Not enough can be said about the marvelous pace and clarity provided by James Glossman’s direction. Not only is he a sensational traffic cop here (and that is no small feat), but he also has elicited richly imaginative, dimensional performances from two actors who by the nature of their roles have to be beleaguered at every performance.

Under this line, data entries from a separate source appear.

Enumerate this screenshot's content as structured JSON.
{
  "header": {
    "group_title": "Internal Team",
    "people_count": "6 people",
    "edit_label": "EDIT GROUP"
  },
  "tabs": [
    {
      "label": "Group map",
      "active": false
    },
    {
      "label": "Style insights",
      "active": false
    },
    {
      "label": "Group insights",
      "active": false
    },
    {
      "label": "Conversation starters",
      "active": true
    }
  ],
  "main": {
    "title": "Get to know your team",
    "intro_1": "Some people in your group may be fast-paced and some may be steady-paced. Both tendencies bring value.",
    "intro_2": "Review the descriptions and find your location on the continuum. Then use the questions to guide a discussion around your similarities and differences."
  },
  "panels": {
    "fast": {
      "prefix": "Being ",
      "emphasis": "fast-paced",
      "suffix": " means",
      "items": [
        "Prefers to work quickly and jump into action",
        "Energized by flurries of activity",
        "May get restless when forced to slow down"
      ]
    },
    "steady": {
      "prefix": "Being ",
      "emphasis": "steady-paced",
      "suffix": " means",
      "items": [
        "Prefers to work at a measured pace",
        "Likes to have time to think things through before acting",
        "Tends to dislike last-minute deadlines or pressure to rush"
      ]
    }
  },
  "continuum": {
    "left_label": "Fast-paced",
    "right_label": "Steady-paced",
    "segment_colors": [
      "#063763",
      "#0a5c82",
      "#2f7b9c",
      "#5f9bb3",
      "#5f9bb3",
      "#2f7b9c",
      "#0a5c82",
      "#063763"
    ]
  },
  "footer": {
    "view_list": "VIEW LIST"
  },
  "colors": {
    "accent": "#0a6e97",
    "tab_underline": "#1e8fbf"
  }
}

It is impossible to see Tour de Farce without thinking of the second act of Noises Off in which we see the farce within that farce from backstage. Well, the complexities of staging here are so breathtaking that we can’t help but wonder and try to imagine what is going on behind the scenes. Keeping every change of character and all the lines in order is an almost unimaginable feat, even with the help of Stage Manager Rose Riccardi and her crew. Assistant stage managers Stephanie Dorian, Jane O’Leary and Corey Tazmania deserve on-stage bows and they appropriately and generously receive them. Someday, I’d like to see a production of Tour de Farce with transparent walls which allow us to see the insanity which must be going on off-stage. Yes, it is possible that it could diminish the magic. However, since it is real magic, I believe that it would double our pleasure and awe.
The excellent scenic design of Carrie Mossman provides amazingly playable space on the NJ Rep’s small stage. The costumes (Patricia E. Doherty), and the uncredited wigs and makeup are excellent, and provide for quick changes which have to be seen to be believed. Just wait until you see the entire cast of ten take their hilarious curtain calls.
So don’t just sit there, get your tickets to see Ames Adamson and Prentiss Benjamin knock themselves silly for you. You may never get the chance to see anything quite like it again.
Tour de Farce continues performances (Thurs. – Sat. 8 p.m./ Sun. 2 p.m. / Some Sat. 4 p.m.) through February 26, 2006 at the New Jersey Repertory Theatre, 179 Broadway, Long Branch, New Jersey 07740; Box Office: 732-229-3166; online www.njrep.org/
Tour de Farce by Philip LaZebnik and Kingsley Day; directed by
Cast: Ames Adamson / Prentiss Benjamin